Following the subject of yesterday’s post is the continuing story of the Home Secretary, Alan Johnson, sacking Professor David Nutt from the Government’s Advisory Panel on the Misuse of Drugs, of which Nutt was chairman. The spat has polarised around Nutt’s rights (‘freedom of speech’) to continue to speak out against the Government’s drugs policy, especially upgrading cannabis (it had earlier been downgraded by Caroline Flint, another government minister), after the then Home Secretary had rejected Nutt’s advice. Nutt had gone on to publish his views that tobacco and alcohol – and even horse-riding – are more dangerous than many drugs, including ecstacy, LSD and cannabis.

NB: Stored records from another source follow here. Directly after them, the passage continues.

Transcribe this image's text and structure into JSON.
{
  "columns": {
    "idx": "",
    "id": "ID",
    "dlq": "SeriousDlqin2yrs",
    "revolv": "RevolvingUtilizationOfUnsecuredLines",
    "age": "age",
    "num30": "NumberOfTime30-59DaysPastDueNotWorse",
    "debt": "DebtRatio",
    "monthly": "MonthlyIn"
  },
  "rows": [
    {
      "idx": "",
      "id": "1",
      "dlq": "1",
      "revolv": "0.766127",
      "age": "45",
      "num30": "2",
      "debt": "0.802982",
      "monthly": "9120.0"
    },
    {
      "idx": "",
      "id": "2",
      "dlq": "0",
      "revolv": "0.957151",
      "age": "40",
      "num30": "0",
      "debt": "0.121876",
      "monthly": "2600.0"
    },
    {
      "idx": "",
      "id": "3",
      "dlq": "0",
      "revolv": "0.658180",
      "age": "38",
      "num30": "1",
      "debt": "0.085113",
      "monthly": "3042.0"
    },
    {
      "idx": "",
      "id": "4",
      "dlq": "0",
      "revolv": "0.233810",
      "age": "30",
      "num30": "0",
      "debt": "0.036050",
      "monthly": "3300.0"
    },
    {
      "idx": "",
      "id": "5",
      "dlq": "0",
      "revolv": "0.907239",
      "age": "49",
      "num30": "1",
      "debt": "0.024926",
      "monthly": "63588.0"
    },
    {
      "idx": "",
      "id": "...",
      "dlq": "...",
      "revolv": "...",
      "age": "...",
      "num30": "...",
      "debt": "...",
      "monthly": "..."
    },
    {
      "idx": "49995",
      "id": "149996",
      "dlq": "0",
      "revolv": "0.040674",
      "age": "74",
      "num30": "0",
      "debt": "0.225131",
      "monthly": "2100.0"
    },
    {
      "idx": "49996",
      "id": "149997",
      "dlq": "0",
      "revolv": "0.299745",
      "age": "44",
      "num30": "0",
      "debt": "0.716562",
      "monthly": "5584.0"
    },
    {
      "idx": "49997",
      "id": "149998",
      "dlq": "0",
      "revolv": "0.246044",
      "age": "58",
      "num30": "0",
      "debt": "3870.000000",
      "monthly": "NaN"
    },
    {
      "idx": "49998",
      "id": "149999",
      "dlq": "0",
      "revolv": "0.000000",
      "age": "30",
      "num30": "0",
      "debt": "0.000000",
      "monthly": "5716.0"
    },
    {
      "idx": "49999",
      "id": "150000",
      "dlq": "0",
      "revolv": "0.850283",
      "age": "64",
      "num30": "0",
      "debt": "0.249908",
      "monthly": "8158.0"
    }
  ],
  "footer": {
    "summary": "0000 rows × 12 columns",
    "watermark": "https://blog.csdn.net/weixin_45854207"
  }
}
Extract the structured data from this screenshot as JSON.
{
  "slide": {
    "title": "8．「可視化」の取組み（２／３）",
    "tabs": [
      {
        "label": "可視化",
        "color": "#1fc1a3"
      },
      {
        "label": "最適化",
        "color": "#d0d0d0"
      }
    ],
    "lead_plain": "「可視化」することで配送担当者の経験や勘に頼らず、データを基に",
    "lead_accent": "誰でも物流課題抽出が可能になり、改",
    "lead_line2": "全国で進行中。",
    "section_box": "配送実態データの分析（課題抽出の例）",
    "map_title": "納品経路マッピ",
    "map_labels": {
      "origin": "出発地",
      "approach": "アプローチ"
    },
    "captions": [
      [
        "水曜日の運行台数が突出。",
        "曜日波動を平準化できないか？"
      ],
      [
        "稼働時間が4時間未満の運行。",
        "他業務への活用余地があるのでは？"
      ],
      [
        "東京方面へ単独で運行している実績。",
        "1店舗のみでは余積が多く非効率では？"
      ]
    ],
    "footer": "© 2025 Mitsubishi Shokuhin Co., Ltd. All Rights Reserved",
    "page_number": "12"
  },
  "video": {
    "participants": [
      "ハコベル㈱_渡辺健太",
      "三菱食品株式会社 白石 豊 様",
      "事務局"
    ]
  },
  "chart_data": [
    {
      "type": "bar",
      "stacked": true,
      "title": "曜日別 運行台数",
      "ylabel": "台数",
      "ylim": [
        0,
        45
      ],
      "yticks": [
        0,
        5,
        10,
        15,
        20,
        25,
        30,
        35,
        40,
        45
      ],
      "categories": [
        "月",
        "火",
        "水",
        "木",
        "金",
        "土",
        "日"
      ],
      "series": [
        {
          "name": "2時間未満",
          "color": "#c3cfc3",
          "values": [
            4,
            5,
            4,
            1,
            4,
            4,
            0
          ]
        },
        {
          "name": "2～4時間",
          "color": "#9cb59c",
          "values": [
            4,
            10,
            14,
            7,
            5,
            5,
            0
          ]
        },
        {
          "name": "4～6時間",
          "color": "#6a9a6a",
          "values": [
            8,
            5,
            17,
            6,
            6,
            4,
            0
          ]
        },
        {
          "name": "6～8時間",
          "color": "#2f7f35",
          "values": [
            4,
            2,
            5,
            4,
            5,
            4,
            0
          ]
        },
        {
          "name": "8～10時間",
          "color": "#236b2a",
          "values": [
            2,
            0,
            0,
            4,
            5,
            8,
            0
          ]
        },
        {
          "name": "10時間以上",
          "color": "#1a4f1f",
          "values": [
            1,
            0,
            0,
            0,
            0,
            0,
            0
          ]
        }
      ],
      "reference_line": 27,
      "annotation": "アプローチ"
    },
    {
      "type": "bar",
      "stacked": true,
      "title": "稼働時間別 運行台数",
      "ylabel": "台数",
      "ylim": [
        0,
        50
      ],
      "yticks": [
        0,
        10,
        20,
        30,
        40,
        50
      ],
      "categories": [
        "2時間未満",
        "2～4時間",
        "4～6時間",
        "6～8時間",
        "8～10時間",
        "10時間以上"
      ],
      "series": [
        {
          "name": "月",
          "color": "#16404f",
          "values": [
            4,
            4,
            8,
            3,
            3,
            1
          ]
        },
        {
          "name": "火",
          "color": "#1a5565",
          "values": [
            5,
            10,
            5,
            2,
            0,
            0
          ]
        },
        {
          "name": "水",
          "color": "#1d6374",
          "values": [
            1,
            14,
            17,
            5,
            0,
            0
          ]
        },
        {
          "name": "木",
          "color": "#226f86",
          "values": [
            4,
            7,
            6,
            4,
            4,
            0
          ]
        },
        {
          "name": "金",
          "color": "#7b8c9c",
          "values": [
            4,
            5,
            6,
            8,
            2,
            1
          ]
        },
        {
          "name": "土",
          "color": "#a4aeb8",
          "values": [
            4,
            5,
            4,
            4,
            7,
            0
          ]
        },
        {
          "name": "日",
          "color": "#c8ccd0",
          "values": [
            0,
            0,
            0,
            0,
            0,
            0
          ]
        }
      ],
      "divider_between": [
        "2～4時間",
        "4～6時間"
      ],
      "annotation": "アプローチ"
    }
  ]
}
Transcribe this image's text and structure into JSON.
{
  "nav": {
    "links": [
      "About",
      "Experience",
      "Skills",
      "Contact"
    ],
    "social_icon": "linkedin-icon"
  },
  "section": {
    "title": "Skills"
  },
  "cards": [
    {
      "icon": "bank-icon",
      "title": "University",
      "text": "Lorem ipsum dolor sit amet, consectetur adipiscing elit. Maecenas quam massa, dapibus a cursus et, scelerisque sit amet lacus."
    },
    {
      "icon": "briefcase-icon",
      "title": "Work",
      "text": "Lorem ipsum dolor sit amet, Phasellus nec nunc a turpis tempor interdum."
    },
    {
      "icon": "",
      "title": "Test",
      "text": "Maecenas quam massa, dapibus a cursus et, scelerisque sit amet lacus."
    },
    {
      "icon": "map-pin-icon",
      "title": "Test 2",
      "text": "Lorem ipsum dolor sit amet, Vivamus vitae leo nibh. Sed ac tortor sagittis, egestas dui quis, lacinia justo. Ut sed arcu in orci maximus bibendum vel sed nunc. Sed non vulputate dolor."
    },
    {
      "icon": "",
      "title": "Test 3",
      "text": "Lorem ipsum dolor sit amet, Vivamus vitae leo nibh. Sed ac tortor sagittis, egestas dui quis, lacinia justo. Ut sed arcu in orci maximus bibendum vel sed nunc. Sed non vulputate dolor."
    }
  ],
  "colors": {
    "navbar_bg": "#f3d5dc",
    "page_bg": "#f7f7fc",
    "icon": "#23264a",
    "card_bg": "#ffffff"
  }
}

There are several issues here, including whether it is reasonable to require the scientific panel to ‘support’ the government. But a question facing dissenters (in any organisation) is how, when and where you go about voicing it. Is it a responsible dissenter’s place, indeed duty, to voice criticism vigorously but only up to the point when a decision is taken? Should the criticism be voiced in a formal but private setting with colleagues present, but not shared publicly in the national press? Is it acceptable and possible to continue to express one’s viewpoint without at the same time saying that one’s employers/masters are stupid for disagreeing? Is the argument more about method and style than constitution?